Diarmaid Ferriter: Why Irish local government is so useless
Every government since independence has looked to centralise power
While Fianna Fáil’s Seán MacEntee in opposition in 1929 decried the usurpation of powers by unelected officials, in time he was himself castigated for championing further central control over local authorities.
Minister for Local Government Eoghan Murphy flexed his political muscles during the week in reacting to the failure of Dublin City Council to pass a budget. The council is smarting from broken commitments in relation to the loss of rates to Irish Water, and the department responded by insisting that had the council decided to reduce its local property tax by 5 per cent instead of 15 per cent, it would have raised the €8 million shortfall causing the commotion and has warned it can dismiss the council and replace it with a commissioner if the council does not pass a budget by December 1st.
Threatening recalcitrant local authorities in this way underlines one of the most contentious powers central government has over local government and can be seen as one of the legacies of the revolutionary period, especially the civil war, when chaos reigned in relation to local authority meetings and rates arrears. The first local government measure of the Free State in 1923 gave the minister for local government power to dissolve a local authority that did not properly discharge its duties and to appoint a government commissioner in its place. Kerry and Leitrim county councils were dismissed in 1923, followed by Cork and Dublin in 1924. The following year, rural district councils were abolished.
The abolitionists regarded local authorities as irksome and out of control, and also had legitimate concerns about corruption in local authority appointments, which, from 1926, the Local Appointments Commission was designed to clean up; it achieved much to ensure impartiality in such appointments.
But by 1929 another chapter saw the appointment of Philip Monahan as Cork city manager, with city management later extended to Limerick, Dublin and Waterford. The government liked to see centrally appointed managers as polished technocrats unsullied by the grubbiness of local government, but this development also suited them and their Fianna Fáil successors’ thirst for centralisation. While Fianna Fáil’s Seán MacEntee in opposition in 1929 decried the usurpation of powers by unelected officials – “a manager, wearing the jackboots of the minister will be able to walk rough shod over councillors desires and their opinions” – in time, MacEntee was himself castigated for championing further central control over local authorities.

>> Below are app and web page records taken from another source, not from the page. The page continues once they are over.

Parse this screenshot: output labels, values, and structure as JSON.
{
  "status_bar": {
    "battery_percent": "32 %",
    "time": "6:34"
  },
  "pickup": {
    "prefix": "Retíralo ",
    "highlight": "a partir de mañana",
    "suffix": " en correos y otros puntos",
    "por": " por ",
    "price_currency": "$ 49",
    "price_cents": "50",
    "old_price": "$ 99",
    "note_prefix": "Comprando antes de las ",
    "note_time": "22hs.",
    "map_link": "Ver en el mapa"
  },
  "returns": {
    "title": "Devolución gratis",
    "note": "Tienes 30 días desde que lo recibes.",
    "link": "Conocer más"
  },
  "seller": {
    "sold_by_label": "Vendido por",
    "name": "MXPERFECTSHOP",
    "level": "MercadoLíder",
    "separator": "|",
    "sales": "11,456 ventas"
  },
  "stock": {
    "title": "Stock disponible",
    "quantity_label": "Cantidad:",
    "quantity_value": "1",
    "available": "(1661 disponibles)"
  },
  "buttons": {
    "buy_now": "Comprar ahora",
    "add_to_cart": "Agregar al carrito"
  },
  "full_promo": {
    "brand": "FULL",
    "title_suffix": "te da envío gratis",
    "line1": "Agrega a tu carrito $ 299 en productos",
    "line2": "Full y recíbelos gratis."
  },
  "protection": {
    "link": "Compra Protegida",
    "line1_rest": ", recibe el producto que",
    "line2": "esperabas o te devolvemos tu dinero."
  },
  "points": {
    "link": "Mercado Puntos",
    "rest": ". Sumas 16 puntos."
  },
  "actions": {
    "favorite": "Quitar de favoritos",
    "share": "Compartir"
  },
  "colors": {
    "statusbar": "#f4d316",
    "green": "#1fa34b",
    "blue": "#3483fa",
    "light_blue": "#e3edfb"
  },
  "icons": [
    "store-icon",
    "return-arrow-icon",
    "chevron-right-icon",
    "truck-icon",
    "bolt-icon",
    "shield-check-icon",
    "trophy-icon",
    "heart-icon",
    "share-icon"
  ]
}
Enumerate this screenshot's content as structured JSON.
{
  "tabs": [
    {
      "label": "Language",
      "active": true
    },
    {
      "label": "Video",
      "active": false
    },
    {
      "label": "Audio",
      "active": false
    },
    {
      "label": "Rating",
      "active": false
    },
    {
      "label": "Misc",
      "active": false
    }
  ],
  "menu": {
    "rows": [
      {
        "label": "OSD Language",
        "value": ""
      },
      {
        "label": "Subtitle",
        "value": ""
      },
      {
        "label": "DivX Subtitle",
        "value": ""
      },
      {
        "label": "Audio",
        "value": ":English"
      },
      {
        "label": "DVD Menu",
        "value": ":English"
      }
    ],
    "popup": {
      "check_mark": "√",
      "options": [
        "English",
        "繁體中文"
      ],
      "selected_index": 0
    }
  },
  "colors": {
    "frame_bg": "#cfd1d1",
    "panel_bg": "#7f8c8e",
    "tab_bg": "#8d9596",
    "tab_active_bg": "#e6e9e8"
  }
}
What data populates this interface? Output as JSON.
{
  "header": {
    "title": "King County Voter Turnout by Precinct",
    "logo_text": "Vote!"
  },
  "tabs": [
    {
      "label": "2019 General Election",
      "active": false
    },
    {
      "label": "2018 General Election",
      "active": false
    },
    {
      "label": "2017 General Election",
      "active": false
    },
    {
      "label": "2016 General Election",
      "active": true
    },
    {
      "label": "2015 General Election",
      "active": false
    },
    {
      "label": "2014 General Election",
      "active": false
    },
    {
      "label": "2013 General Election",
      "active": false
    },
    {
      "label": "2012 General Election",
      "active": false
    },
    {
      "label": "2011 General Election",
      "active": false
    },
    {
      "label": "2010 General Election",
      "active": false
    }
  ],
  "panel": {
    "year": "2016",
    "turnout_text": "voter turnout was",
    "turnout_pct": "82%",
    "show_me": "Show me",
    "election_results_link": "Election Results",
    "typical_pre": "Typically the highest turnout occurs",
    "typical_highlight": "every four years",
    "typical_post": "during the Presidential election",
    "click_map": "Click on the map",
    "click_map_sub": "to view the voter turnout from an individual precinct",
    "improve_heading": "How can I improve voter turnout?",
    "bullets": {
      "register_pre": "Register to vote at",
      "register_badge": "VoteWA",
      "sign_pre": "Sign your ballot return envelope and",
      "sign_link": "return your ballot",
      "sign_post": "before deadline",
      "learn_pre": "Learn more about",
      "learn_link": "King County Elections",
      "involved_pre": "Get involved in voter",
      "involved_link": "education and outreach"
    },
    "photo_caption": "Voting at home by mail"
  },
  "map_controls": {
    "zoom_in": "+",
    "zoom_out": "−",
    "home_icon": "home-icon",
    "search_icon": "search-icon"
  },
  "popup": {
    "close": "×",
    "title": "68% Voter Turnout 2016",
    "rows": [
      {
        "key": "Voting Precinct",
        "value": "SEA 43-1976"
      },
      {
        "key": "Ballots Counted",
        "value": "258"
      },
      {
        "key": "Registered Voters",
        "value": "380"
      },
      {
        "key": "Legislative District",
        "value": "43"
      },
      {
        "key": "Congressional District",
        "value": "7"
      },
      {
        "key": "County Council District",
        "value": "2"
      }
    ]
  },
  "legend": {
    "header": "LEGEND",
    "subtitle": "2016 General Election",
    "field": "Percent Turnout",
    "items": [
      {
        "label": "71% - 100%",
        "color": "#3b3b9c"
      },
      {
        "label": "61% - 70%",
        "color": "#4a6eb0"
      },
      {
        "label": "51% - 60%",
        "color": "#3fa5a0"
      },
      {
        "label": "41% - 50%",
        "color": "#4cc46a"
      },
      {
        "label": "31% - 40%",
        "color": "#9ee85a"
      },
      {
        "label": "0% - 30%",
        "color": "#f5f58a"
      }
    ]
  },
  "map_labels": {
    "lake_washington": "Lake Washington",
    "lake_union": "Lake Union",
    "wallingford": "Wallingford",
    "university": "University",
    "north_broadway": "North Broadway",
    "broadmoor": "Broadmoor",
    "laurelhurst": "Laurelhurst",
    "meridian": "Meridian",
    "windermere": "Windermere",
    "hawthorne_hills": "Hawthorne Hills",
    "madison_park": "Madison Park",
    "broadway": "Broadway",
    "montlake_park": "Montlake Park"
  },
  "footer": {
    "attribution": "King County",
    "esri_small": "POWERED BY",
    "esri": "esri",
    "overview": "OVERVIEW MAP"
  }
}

A memorandum that appeared in the Department of the Taoiseach in 1933, a year after Fianna Fáil came to power, justified the management system, the author insisting it was necessary to prevent inefficiency and incompetence in local administration. There seemed to be quite an appetite for the abolition of local government on the grounds that “with the establishment of a central administration responsible to the people, and with modern improvements in transport and communications, governmental intervention and supervision is now feasible in respect of all national activities. The retention of local government bodies is, therefore, gradually becoming an expensive anachronism”.
In 2014, 80 town councils were abolished by the government in one swoop, getting rid of almost 700 councillors
It is hardly an exaggeration to suggest this mindset endured, given the gradual stripping away of local autonomy, the practice of postponing local elections (until local government was given constitutional protection in 1999) and eventually, the abolition of domestic rates in 1977 that deprived local authorities of a major source of independent funding. County management was introduced nationally in 1940; five years later it provoked a response from a contributor to the Bell magazine, who noted laconically: “it implies a rather awesome admission of failure, an admission that we were not in some respects, fit for self-government.”
In his provocative observations on local government in the 1980s, historian Joe Lee caustically noted the glaring gap between the much-vaunted self-reliant community, so intrinsic in terms of propaganda about the ability of the Irish to run their own affairs, and the stern realities of the centralising state. Historically, Lee contended, England had moulded Ireland in its own centralising image and Ireland had been content to stick with this colonial imposition. Noting that the most successful European countries operated more decentralised decision-making systems, and that European regional local authorities accounted for a much higher proportion of total public expenditure than in Ireland, he remarked, “But decentralisation isn’t good enough for Ireland. It is scoffed at by the wise men as cumbersome and inefficient. Why? Partly, of course, as a rationalisation of the natural lust for power … but intellectually and emotionally it is because we have conditioned ourselves to think English.”
Lee’s is still a valid argument; after all, in 2014, 80 town councils were abolished by the government in one swoop, getting rid of almost 700 councillors.
In 1899 the first local government elections were held in Ireland. At that time, nationalist William O’Brien declared to the electorate “you, who up to the present had no more power in your own country than the badgers in the glen will have the power … to take the whole local government of the country in the people’s own hands”.
The badgers are still in the glen 120 years later.